This isnt so bad with submaximal loads but bump that puppy up to 101+ percent of your current best and watch the sparks fly!So one has to learn how to create the pressure, feel the pressure and NOT give in to it at the same time ,do the task UNDER pressure and stay calm the entire time. All the while getting ready for even MORE pressure for the next attempt.

As a powerlifter you learn its all about tightness and NOT giving in to the load .Not losing position.Handling the pressure and controlling it.One learns to generate tons of pressure and tension in a moment.I got so used to generating max force for one rep that if I even climbed under an empty bar and got set my heart rate would soar from the anticipation ! Potential metaphors abound but learning to handle ever increasing pressure while staying calm and strong has life lessons for everyone.

I was reminded of this as I was practicing my presses yesterday. Even with the 12 and 16 kg weights I was creating full body pressure for the press and it brought back many happy memories of getting tight for a heavy squat, bench or deadlift.Of connecting all the pieces of the body in one seriously tight block.
Of losing myself in my body and NOT thinking of the weight but just getting tight, and then tighter; of feeling my strength grow as I did,knowing I could make the lift if I could just handle the pressure.

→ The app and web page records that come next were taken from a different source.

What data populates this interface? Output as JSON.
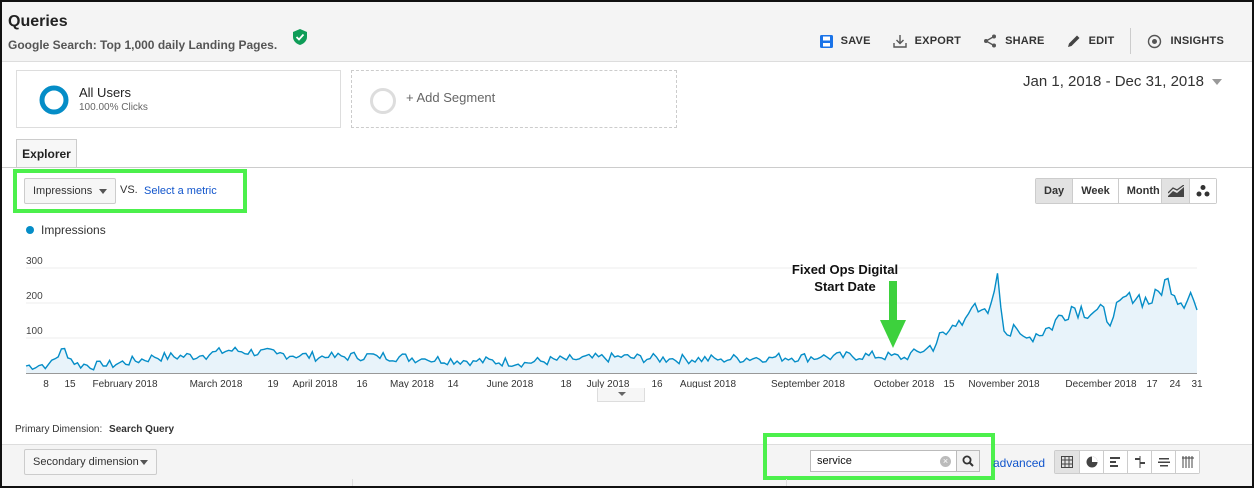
{
  "header": {
    "title": "Queries",
    "subtitle": "Google Search: Top 1,000 daily Landing Pages.",
    "toolbar": {
      "save": "SAVE",
      "export": "EXPORT",
      "share": "SHARE",
      "edit": "EDIT",
      "insights": "INSIGHTS"
    }
  },
  "segments": {
    "active": {
      "name": "All Users",
      "sub": "100.00% Clicks"
    },
    "add_label": "+ Add Segment"
  },
  "date_range": "Jan 1, 2018 - Dec 31, 2018",
  "tabs": {
    "explorer": "Explorer"
  },
  "metric": {
    "primary": "Impressions",
    "vs": "VS.",
    "select": "Select a metric"
  },
  "granularity": {
    "day": "Day",
    "week": "Week",
    "month": "Month",
    "selected": "Day"
  },
  "chart_data": {
    "type": "area",
    "legend": [
      "Impressions"
    ],
    "series_color": "#058dc7",
    "y_ticks": [
      100,
      200,
      300
    ],
    "ylim": [
      0,
      310
    ],
    "x_tick_labels": [
      "8",
      "15",
      "February 2018",
      "March 2018",
      "19",
      "April 2018",
      "16",
      "May 2018",
      "14",
      "June 2018",
      "18",
      "July 2018",
      "16",
      "August 2018",
      "September 2018",
      "October 2018",
      "15",
      "November 2018",
      "December 2018",
      "17",
      "24",
      "31"
    ],
    "annotation": {
      "line1": "Fixed Ops Digital",
      "line2": "Start Date"
    },
    "monthly_values": {
      "Jan 2018": [
        20,
        30
      ],
      "Feb 2018": [
        30,
        50
      ],
      "Mar 2018": [
        40,
        60
      ],
      "Apr 2018": [
        30,
        50
      ],
      "May 2018": [
        30,
        45
      ],
      "Jun 2018": [
        20,
        40
      ],
      "Jul 2018": [
        30,
        50
      ],
      "Aug 2018": [
        30,
        50
      ],
      "Sep 2018": [
        30,
        55
      ],
      "Oct 2018": [
        60,
        280
      ],
      "Nov 2018": [
        150,
        210
      ],
      "Dec 2018": [
        200,
        270
      ]
    },
    "anchors": [
      [
        "2018-01-01",
        20
      ],
      [
        "2018-01-08",
        25
      ],
      [
        "2018-01-13",
        70
      ],
      [
        "2018-01-16",
        25
      ],
      [
        "2018-01-25",
        20
      ],
      [
        "2018-02-10",
        45
      ],
      [
        "2018-02-25",
        50
      ],
      [
        "2018-03-05",
        65
      ],
      [
        "2018-03-20",
        55
      ],
      [
        "2018-04-05",
        45
      ],
      [
        "2018-04-20",
        50
      ],
      [
        "2018-05-05",
        40
      ],
      [
        "2018-05-20",
        35
      ],
      [
        "2018-06-05",
        30
      ],
      [
        "2018-06-20",
        40
      ],
      [
        "2018-07-05",
        45
      ],
      [
        "2018-07-20",
        40
      ],
      [
        "2018-08-05",
        40
      ],
      [
        "2018-08-20",
        45
      ],
      [
        "2018-09-05",
        45
      ],
      [
        "2018-09-20",
        50
      ],
      [
        "2018-10-01",
        45
      ],
      [
        "2018-10-08",
        70
      ],
      [
        "2018-10-14",
        110
      ],
      [
        "2018-10-18",
        150
      ],
      [
        "2018-10-21",
        170
      ],
      [
        "2018-10-25",
        180
      ],
      [
        "2018-10-28",
        200
      ],
      [
        "2018-10-30",
        285
      ],
      [
        "2018-11-01",
        120
      ],
      [
        "2018-11-08",
        100
      ],
      [
        "2018-11-15",
        130
      ],
      [
        "2018-11-22",
        190
      ],
      [
        "2018-11-29",
        175
      ],
      [
        "2018-12-05",
        160
      ],
      [
        "2018-12-10",
        230
      ],
      [
        "2018-12-17",
        200
      ],
      [
        "2018-12-22",
        270
      ],
      [
        "2018-12-26",
        200
      ],
      [
        "2018-12-29",
        230
      ],
      [
        "2018-12-31",
        180
      ]
    ]
  },
  "primary_dimension": {
    "label": "Primary Dimension:",
    "value": "Search Query"
  },
  "secondary_dimension": "Secondary dimension",
  "search": {
    "value": "service"
  },
  "advanced": "advanced"
}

Being able to practice that regularly, in the relatively safe environs of the gym, lets you learn about pressure and tension for the real world where it's not always safe, and the need for the ability to be strong, to handle the pressure and stay calm is paramount. To feel the pressure and not be moved.To push back hard enough to stay your course.To challenge yourself to handle even more pressure, even if it's just a little, than the last time and knowing you are getting better.I loved that about powerlifting and missed it for the last year or so when I cut totally back on tension exercises.
Being able to touch that aspect of training again, even if just a little, is very satisfying on many different levels.Its always good to know that you can handle the pressure and stay standing.


Franz Snideman said...

Cool. It is interesting to hear the you talk about pressure and the ability to tolerate pressure as an essential quality. I too have seen the white objects after deadlifting, fun stuff. Very addicting. Can that much pressure on your vascular system be good for you long term?

Mark Reifkind said...

dude, I beleive high level competive ANYTHING is not good for you in the long term. that being said I dont think the goal of ones life should be just to make it as long as possible.its what you do and who you are during your time that counts to me.
it's up to each individual to place the correct value and to assess whether the price is too high or just right for the experiences they choose to create.
plus it changes over time too eh? What was worth it when I was twenty is definitley no longer worth it now.
does that mean I would not do the same thing thrity years ago? No, I probably would. Ain't no free lunches and man I've had some times,lol.

Pete Diaz, RKC said...

Hi Rif,

Happy New Year, bro! Been away from the blogs and give you a shout out.

Funny the connect with tension and pressure. I know since I have hurt my back more times squatting and deadlifting, I am always more focused now on how tight I can remain during the lift than the weight itself. If I can keep the tension strong, I will attempt heavier weights, if I am not totally focused, I know to get in a longer rest period, or stop altogether.

Looking forward to what the new year brings. Take care!


Tracy said...

hey pete, welcome back.and yes its way more important to focus on tightness and technique than what is on the bar. that cant help you but being tight sure can!